The 'Kan EWA

Friday, October 15, 2010

We're well into the season here at Bellemaison and all kinds of change fill the air. I'm hopeful, have to be, yet I've come through enough of these toss arounds to know that things are never, ever the same even after you land upright and can walk away. Guess that's the point, right?

I continue to be grateful, humble with gratefulness, and will tell you one more time that there is no one who is luckier than me. There are things that elude me, that I do not have and now it's obvious, never will have. But there are some things I do have things I will never be without, and in that, I am rich, rich, rich.

The 'Kan EWA

Sunday, October 10, 2010

One-Handed Basket Weaving

There was a dervish who lived alone in the mountains,
who made a vow never to pick fruit from the trees,
or to shake them down,
or to ask anyone to pick fruit for him.

"Only what the wind makes fall."
This was his way
of giving in to God's will.

There is a traditional saying from the Prophet
that a human being is like a feather in the desert
being blown about wherever the wind takes it.

So for a while in the joy of this surrender
he woke each dawn with a new direction to follow.

But then came five days with no wind,
and no pears fell.

He patiently restrained himself,
until a breeze blew just strong enough
to lower a bough full of ripe pears
close to his hand, but not strong enough
to detach the pears.

He reached out and picked one.

Nearby, a band of thieves were dividing
what they had stolen.

The authorities surprised them and immediately
began the punishments: the severing
of right hands and left feet.

The hermit was seized by mistake
and his hand cut off.
but before his foot could be severed also,
he was recognized.

The prefect came. "Forgive these men.
They did not know. Forgive us all!"

The sheikh said, "This is not your fault.
I broke my vow, and the Beloved
has punished me."

He became known as Sheikh Aqta,
which means, "The teacher
whose hand has been cut off."

One day a visitor entered his hut without knocking
and saw him weaving palm leaf baskets.
It takes two hands to weave!

"Why have you entered without warning!"

"Out of love for you"

"Then keep this secret which you see
has been given to me."

But others began to know about this,
and many came to the hut to watch.

The hand that helped
when he was weaving palm leaves
came because he no longer had any fear
of dismemberment or death.

When those anxious, self-protecting
imaginations leave, the real,
cooperative work begins.

(Mathmawi III, 1634-1642, 1672-1690, 1704-1720)

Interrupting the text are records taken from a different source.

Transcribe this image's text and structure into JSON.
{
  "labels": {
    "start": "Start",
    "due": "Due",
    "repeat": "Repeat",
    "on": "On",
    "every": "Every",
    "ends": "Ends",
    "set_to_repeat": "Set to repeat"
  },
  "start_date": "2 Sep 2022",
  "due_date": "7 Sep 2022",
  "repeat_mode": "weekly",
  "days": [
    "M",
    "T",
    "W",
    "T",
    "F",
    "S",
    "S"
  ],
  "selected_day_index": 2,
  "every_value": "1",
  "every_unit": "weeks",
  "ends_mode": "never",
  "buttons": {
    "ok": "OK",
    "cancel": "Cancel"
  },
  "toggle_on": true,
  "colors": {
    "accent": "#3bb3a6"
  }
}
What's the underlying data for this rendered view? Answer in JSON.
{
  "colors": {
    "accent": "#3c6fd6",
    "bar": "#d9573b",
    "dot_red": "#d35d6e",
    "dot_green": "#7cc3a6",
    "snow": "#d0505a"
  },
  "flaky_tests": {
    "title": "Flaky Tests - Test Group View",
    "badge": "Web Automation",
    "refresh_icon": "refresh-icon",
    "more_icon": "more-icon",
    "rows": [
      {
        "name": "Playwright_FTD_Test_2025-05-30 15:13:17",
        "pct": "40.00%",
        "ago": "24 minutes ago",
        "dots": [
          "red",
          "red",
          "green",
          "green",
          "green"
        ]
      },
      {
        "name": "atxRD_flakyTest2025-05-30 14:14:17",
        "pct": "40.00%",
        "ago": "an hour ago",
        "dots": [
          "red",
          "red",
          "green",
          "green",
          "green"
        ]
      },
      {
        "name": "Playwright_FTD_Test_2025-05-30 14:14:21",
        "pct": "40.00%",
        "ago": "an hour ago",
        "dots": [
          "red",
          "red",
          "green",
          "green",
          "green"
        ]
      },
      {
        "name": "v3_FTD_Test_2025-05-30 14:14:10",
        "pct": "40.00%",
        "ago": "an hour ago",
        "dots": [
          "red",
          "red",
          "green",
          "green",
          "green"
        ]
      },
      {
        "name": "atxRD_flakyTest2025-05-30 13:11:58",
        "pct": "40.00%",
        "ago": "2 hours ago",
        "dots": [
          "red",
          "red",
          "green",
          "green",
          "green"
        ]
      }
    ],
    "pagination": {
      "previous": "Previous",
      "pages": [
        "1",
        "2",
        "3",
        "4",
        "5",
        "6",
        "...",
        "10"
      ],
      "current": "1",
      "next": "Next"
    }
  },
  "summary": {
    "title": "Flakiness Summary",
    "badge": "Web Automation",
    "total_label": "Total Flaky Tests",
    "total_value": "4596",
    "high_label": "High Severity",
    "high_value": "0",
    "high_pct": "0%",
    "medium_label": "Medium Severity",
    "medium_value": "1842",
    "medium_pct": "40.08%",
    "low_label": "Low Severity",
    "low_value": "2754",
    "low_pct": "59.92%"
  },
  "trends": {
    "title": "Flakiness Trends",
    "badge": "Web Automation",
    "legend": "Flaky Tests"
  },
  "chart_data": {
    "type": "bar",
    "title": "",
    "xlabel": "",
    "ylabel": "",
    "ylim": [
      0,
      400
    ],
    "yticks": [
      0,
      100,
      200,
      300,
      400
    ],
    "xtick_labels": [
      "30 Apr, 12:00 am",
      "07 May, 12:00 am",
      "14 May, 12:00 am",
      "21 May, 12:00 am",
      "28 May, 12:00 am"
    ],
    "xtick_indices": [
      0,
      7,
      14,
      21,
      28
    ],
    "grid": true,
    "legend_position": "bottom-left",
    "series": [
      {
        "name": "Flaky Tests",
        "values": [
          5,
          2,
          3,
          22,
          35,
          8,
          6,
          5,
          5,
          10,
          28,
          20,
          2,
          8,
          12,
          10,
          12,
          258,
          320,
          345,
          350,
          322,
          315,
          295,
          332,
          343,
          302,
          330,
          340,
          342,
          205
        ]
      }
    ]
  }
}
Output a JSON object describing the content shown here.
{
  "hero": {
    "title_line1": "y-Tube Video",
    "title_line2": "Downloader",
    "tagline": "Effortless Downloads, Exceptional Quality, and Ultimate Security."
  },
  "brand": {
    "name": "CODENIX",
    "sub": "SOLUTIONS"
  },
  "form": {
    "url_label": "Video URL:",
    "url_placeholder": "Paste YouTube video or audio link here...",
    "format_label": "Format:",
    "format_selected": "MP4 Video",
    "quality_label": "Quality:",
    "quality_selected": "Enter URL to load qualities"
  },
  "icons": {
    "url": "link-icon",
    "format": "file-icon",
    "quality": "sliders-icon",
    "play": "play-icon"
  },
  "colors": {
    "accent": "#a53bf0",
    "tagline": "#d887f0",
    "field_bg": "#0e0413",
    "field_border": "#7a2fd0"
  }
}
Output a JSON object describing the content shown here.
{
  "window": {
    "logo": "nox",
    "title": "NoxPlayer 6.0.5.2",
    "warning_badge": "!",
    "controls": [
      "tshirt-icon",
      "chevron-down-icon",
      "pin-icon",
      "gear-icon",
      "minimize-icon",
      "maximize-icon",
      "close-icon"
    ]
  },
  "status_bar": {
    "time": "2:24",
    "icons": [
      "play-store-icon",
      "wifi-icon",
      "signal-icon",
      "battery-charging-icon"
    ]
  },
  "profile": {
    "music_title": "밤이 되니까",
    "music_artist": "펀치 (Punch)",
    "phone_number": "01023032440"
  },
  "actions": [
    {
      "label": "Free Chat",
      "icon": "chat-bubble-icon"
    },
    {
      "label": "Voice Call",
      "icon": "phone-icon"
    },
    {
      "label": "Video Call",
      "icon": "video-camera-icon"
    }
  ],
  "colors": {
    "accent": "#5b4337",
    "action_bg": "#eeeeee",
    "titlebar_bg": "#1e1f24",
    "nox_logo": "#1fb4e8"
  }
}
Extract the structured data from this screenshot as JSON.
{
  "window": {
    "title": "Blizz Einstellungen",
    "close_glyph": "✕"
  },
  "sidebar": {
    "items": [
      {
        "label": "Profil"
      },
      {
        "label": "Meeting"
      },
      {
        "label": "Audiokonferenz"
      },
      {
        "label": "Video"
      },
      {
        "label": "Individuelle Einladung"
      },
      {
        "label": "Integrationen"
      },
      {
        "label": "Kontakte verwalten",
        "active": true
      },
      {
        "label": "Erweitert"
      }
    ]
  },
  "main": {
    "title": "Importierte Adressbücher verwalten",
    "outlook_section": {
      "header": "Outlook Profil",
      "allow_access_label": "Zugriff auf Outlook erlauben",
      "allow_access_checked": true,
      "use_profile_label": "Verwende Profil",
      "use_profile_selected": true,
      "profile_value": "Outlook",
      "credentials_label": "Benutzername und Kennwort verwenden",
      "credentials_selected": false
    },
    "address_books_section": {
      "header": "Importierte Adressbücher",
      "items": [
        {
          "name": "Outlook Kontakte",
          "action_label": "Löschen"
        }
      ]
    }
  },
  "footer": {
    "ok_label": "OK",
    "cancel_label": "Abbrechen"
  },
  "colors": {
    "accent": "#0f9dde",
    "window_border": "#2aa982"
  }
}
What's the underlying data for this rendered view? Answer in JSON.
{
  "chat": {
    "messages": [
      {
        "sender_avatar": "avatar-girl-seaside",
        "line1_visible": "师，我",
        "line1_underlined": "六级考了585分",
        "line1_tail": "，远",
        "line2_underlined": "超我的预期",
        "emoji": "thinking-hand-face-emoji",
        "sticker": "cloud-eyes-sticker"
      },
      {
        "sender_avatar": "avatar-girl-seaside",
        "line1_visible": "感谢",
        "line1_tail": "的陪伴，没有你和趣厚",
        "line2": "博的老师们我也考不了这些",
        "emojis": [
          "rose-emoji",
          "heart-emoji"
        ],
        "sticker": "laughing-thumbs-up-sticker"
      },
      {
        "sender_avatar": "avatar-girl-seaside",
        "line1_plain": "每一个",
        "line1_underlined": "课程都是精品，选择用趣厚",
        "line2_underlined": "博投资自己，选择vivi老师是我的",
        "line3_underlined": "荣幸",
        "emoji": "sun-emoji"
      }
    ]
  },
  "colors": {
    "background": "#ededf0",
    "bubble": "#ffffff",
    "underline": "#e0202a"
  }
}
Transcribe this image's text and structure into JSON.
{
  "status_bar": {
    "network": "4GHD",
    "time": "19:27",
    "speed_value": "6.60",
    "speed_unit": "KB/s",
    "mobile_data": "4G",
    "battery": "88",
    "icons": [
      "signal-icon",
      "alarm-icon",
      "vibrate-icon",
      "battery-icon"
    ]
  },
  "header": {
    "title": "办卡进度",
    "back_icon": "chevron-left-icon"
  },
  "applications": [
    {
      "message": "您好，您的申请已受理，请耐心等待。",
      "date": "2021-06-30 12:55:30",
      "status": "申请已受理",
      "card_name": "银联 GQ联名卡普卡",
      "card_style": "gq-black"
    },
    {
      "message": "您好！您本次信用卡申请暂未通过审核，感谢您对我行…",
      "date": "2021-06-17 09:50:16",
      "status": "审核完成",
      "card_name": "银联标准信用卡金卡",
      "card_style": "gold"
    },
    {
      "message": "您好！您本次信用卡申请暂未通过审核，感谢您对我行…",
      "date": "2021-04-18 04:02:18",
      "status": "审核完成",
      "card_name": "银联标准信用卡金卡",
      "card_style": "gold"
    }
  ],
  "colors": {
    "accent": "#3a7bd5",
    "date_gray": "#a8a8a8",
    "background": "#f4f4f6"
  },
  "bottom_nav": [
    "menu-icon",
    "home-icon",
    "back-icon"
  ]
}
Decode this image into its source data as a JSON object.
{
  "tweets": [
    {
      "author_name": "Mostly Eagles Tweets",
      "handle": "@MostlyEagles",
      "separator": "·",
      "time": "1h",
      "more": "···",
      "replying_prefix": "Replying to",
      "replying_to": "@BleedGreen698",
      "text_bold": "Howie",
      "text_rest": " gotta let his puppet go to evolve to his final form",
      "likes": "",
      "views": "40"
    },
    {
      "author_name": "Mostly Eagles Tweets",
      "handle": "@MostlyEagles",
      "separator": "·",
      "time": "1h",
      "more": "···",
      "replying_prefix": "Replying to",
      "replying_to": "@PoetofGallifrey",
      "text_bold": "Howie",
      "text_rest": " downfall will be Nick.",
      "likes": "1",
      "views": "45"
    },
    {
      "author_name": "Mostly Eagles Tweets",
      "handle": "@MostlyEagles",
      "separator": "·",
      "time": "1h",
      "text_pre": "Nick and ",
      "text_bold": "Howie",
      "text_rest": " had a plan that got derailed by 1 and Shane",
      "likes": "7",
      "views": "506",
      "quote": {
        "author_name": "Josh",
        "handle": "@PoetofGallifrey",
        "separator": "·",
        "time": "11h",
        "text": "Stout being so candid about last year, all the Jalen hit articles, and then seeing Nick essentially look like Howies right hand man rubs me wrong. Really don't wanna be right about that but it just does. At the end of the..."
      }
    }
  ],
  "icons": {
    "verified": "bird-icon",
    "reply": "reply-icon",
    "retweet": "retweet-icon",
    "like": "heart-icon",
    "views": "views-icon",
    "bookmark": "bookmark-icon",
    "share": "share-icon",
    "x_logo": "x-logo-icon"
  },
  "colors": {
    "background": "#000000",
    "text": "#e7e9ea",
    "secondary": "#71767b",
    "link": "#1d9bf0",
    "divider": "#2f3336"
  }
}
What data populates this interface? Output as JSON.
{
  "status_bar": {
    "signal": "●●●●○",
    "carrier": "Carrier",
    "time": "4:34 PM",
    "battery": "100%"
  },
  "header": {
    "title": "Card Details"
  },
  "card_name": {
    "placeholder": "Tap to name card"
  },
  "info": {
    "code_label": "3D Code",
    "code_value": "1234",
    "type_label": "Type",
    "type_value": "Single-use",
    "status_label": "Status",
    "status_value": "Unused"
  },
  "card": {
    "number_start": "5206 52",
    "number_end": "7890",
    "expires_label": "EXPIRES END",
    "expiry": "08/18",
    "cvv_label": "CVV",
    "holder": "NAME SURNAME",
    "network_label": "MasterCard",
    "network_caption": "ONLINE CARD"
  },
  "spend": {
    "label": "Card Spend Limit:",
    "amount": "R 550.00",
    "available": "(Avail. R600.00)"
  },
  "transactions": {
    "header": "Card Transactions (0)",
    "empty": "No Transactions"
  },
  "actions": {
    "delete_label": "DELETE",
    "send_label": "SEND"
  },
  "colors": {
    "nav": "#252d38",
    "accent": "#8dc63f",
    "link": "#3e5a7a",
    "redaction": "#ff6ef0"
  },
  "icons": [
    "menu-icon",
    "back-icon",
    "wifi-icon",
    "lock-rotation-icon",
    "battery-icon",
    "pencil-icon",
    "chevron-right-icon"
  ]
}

I write to you with happiness and anticipation today; that your counterproductive imaginations begin a hiatus that simultaneously launches the most productive period of this part of your life. Be well. I love you.

The 'Kan EWA